For the data below, the lines that hold "structured" should be counted; only the resulting number is expected.

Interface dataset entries
= Beginning of Section =
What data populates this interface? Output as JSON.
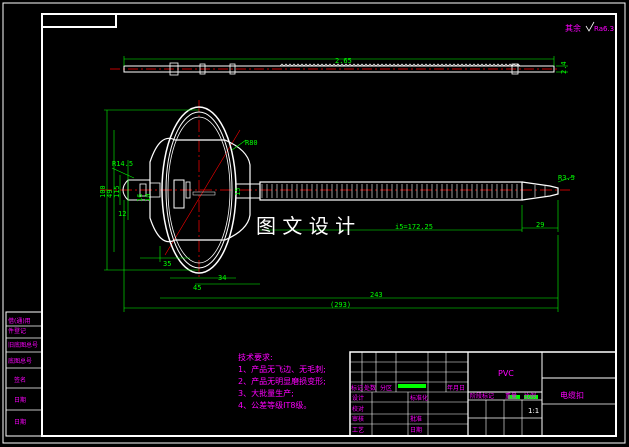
{
  "roughness": {
    "label": "其余",
    "value": "Ra6.3"
  },
  "watermark": "图 文 设 计",
  "dimensions": {
    "top_length": "2.65",
    "top_height": "2.4",
    "r_left": "R14.5",
    "r_top": "R80",
    "r_right": "R3.5",
    "h_100": "100",
    "h_49": "49",
    "h_115": "115",
    "h_12": "12",
    "h_16": "16",
    "h_10": "10",
    "h_15": "15",
    "w_35": "35",
    "w_34": "34",
    "w_45": "45",
    "w_29": "29",
    "pitch": "i5=172.25",
    "w_243": "243",
    "w_293": "(293)"
  },
  "tech_requirements": {
    "title": "技术要求:",
    "items": [
      "1、产品无飞边、无毛刺;",
      "2、产品无明显磨损变形;",
      "3、大批量生产;",
      "4、公差等级IT8级。"
    ]
  },
  "left_strip": [
    "借(通)用",
    "件登记",
    "旧底图总号",
    "底图总号",
    "签名",
    "日期",
    "日期"
  ],
  "title_block": {
    "material": "PVC",
    "part_name": "电缆扣",
    "scale": "1:1",
    "row_labels": [
      "标记",
      "处数",
      "分区",
      "年月日"
    ],
    "left_labels": [
      "设计",
      "校对",
      "审核",
      "工艺"
    ],
    "mid_labels": [
      "标准化",
      "批准",
      "日期"
    ],
    "stage_labels": [
      "阶段标记",
      "重量",
      "比例"
    ]
  }
}
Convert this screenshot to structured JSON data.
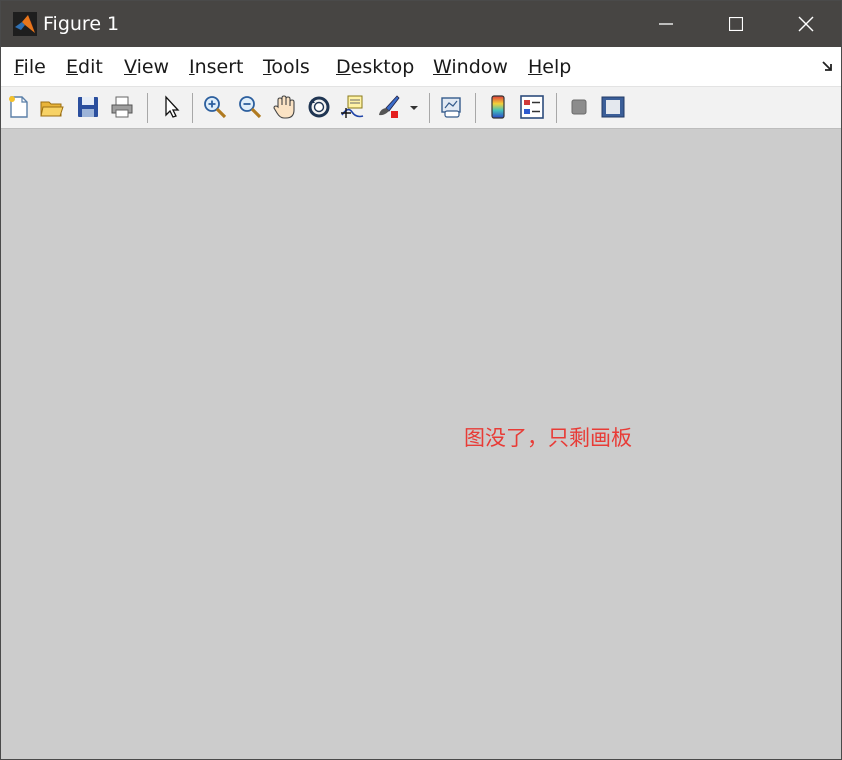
{
  "window": {
    "title": "Figure 1"
  },
  "menu": {
    "file": {
      "mnemonic": "F",
      "rest": "ile"
    },
    "edit": {
      "mnemonic": "E",
      "rest": "dit"
    },
    "view": {
      "mnemonic": "V",
      "rest": "iew"
    },
    "insert": {
      "mnemonic": "I",
      "rest": "nsert"
    },
    "tools": {
      "mnemonic": "T",
      "rest": "ools"
    },
    "desktop": {
      "mnemonic": "D",
      "rest": "esktop"
    },
    "window": {
      "mnemonic": "W",
      "rest": "indow"
    },
    "help": {
      "mnemonic": "H",
      "rest": "elp"
    }
  },
  "toolbar": {
    "icons": [
      "new-figure-icon",
      "open-file-icon",
      "save-icon",
      "print-icon",
      "edit-plot-arrow-icon",
      "zoom-in-icon",
      "zoom-out-icon",
      "pan-hand-icon",
      "rotate-3d-icon",
      "data-cursor-icon",
      "brush-icon",
      "link-plot-icon",
      "colorbar-icon",
      "legend-icon",
      "hide-plot-tools-icon",
      "show-plot-tools-icon"
    ]
  },
  "canvas": {
    "annotation": "图没了，只剩画板",
    "annotation_color": "#e83b36",
    "background": "#cccccc"
  }
}
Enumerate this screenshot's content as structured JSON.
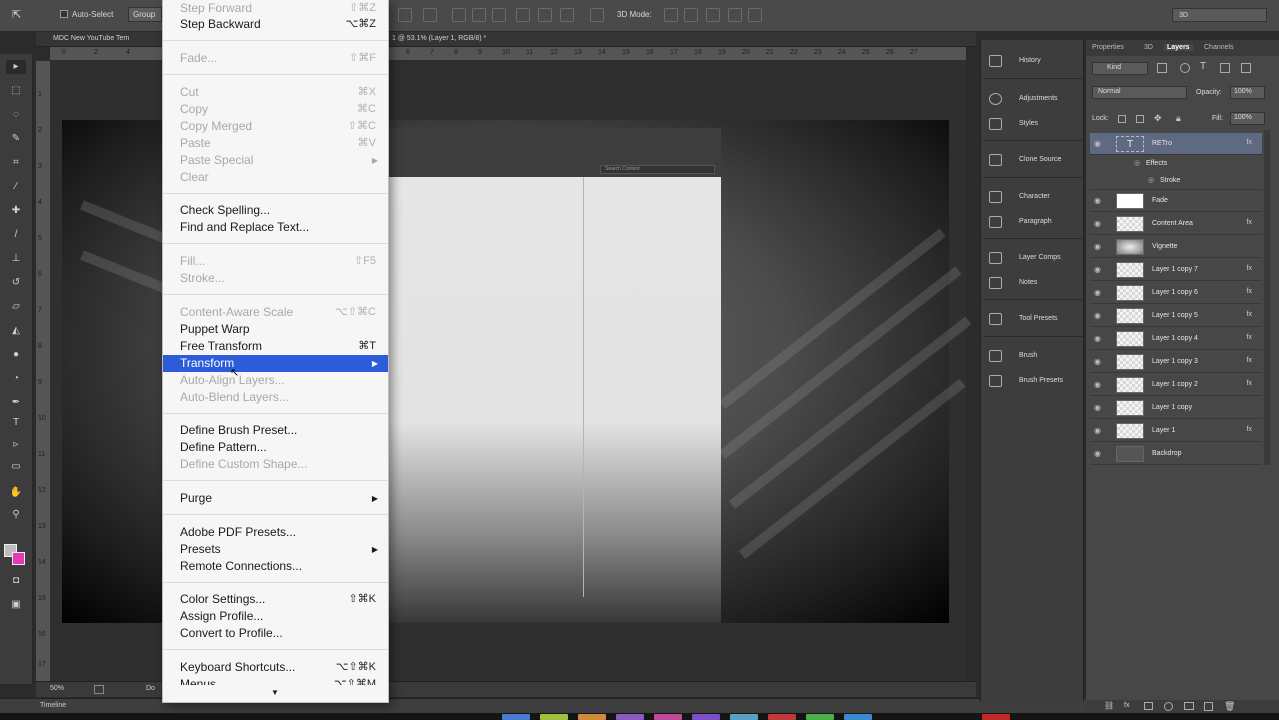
{
  "options_bar": {
    "auto_select": "Auto-Select",
    "group": "Group",
    "mode_3d": "3D Mode:",
    "workspace": "3D"
  },
  "document": {
    "tab_left": "MDC New YouTube Tem",
    "tab_right": "1 @ 53.1% (Layer 1, RGB/8) *",
    "zoom": "50%",
    "doc_label": "Do"
  },
  "rulers": {
    "top_left": [
      "0",
      "2",
      "4"
    ],
    "top": [
      "6",
      "7",
      "8",
      "9",
      "10",
      "11",
      "12",
      "13",
      "14",
      "15",
      "16",
      "17",
      "18",
      "19",
      "20",
      "21",
      "22",
      "23",
      "24",
      "25",
      "26",
      "27"
    ],
    "left": [
      "1",
      "2",
      "3",
      "4",
      "5",
      "6",
      "7",
      "8",
      "9",
      "10",
      "11",
      "12",
      "13",
      "14",
      "15",
      "16",
      "17"
    ]
  },
  "timeline": "Timeline",
  "edit_menu": {
    "items": [
      {
        "label": "Step Forward",
        "shortcut": "⇧⌘Z",
        "disabled": true
      },
      {
        "label": "Step Backward",
        "shortcut": "⌥⌘Z",
        "disabled": false
      },
      {
        "label": "Fade...",
        "shortcut": "⇧⌘F",
        "disabled": true
      },
      {
        "label": "Cut",
        "shortcut": "⌘X",
        "disabled": true
      },
      {
        "label": "Copy",
        "shortcut": "⌘C",
        "disabled": true
      },
      {
        "label": "Copy Merged",
        "shortcut": "⇧⌘C",
        "disabled": true
      },
      {
        "label": "Paste",
        "shortcut": "⌘V",
        "disabled": true
      },
      {
        "label": "Paste Special",
        "shortcut": "",
        "disabled": true,
        "submenu": true
      },
      {
        "label": "Clear",
        "shortcut": "",
        "disabled": true
      },
      {
        "label": "Check Spelling...",
        "shortcut": "",
        "disabled": false
      },
      {
        "label": "Find and Replace Text...",
        "shortcut": "",
        "disabled": false
      },
      {
        "label": "Fill...",
        "shortcut": "⇧F5",
        "disabled": true
      },
      {
        "label": "Stroke...",
        "shortcut": "",
        "disabled": true
      },
      {
        "label": "Content-Aware Scale",
        "shortcut": "⌥⇧⌘C",
        "disabled": true
      },
      {
        "label": "Puppet Warp",
        "shortcut": "",
        "disabled": false
      },
      {
        "label": "Free Transform",
        "shortcut": "⌘T",
        "disabled": false
      },
      {
        "label": "Transform",
        "shortcut": "",
        "disabled": false,
        "submenu": true,
        "highlighted": true
      },
      {
        "label": "Auto-Align Layers...",
        "shortcut": "",
        "disabled": true
      },
      {
        "label": "Auto-Blend Layers...",
        "shortcut": "",
        "disabled": true
      },
      {
        "label": "Define Brush Preset...",
        "shortcut": "",
        "disabled": false
      },
      {
        "label": "Define Pattern...",
        "shortcut": "",
        "disabled": false
      },
      {
        "label": "Define Custom Shape...",
        "shortcut": "",
        "disabled": true
      },
      {
        "label": "Purge",
        "shortcut": "",
        "disabled": false,
        "submenu": true
      },
      {
        "label": "Adobe PDF Presets...",
        "shortcut": "",
        "disabled": false
      },
      {
        "label": "Presets",
        "shortcut": "",
        "disabled": false,
        "submenu": true
      },
      {
        "label": "Remote Connections...",
        "shortcut": "",
        "disabled": false
      },
      {
        "label": "Color Settings...",
        "shortcut": "⇧⌘K",
        "disabled": false
      },
      {
        "label": "Assign Profile...",
        "shortcut": "",
        "disabled": false
      },
      {
        "label": "Convert to Profile...",
        "shortcut": "",
        "disabled": false
      },
      {
        "label": "Keyboard Shortcuts...",
        "shortcut": "⌥⇧⌘K",
        "disabled": false
      },
      {
        "label": "Menus...",
        "shortcut": "⌥⇧⌘M",
        "disabled": false
      }
    ],
    "more_arrow": "▼",
    "highlight_color": "#2c5cd9"
  },
  "mid_panel": {
    "items": [
      {
        "label": "History",
        "icon": "history-icon"
      },
      {
        "label": "Adjustments",
        "icon": "adjustments-icon"
      },
      {
        "label": "Styles",
        "icon": "styles-icon"
      },
      {
        "label": "Clone Source",
        "icon": "clone-source-icon"
      },
      {
        "label": "Character",
        "icon": "character-icon"
      },
      {
        "label": "Paragraph",
        "icon": "paragraph-icon"
      },
      {
        "label": "Layer Comps",
        "icon": "layer-comps-icon"
      },
      {
        "label": "Notes",
        "icon": "notes-icon"
      },
      {
        "label": "Tool Presets",
        "icon": "tool-presets-icon"
      },
      {
        "label": "Brush",
        "icon": "brush-icon"
      },
      {
        "label": "Brush Presets",
        "icon": "brush-presets-icon"
      }
    ]
  },
  "layers_panel": {
    "tabs": [
      "Properties",
      "3D",
      "Layers",
      "Channels"
    ],
    "active_tab": "Layers",
    "kind": "Kind",
    "blend_mode": "Normal",
    "opacity_label": "Opacity:",
    "opacity_value": "100%",
    "lock_label": "Lock:",
    "fill_label": "Fill:",
    "fill_value": "100%",
    "layers": [
      {
        "name": "RETro",
        "type": "text",
        "fx": true,
        "selected": true
      },
      {
        "name": "Effects",
        "type": "effects"
      },
      {
        "name": "Stroke",
        "type": "effect-item"
      },
      {
        "name": "Fade",
        "type": "solid",
        "fx": false
      },
      {
        "name": "Content Area",
        "type": "normal",
        "fx": true
      },
      {
        "name": "Vignette",
        "type": "vignette",
        "fx": false
      },
      {
        "name": "Layer 1 copy 7",
        "type": "normal",
        "fx": true
      },
      {
        "name": "Layer 1 copy 6",
        "type": "normal",
        "fx": true
      },
      {
        "name": "Layer 1 copy 5",
        "type": "normal",
        "fx": true
      },
      {
        "name": "Layer 1 copy 4",
        "type": "normal",
        "fx": true
      },
      {
        "name": "Layer 1 copy 3",
        "type": "normal",
        "fx": true
      },
      {
        "name": "Layer 1 copy 2",
        "type": "normal",
        "fx": true
      },
      {
        "name": "Layer 1 copy",
        "type": "normal",
        "fx": false
      },
      {
        "name": "Layer 1",
        "type": "normal",
        "fx": true
      },
      {
        "name": "Backdrop",
        "type": "backdrop",
        "fx": false
      }
    ],
    "fx_label": "fx"
  },
  "canvas": {
    "search_label": "Search Content"
  }
}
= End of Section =
● Output of the task
2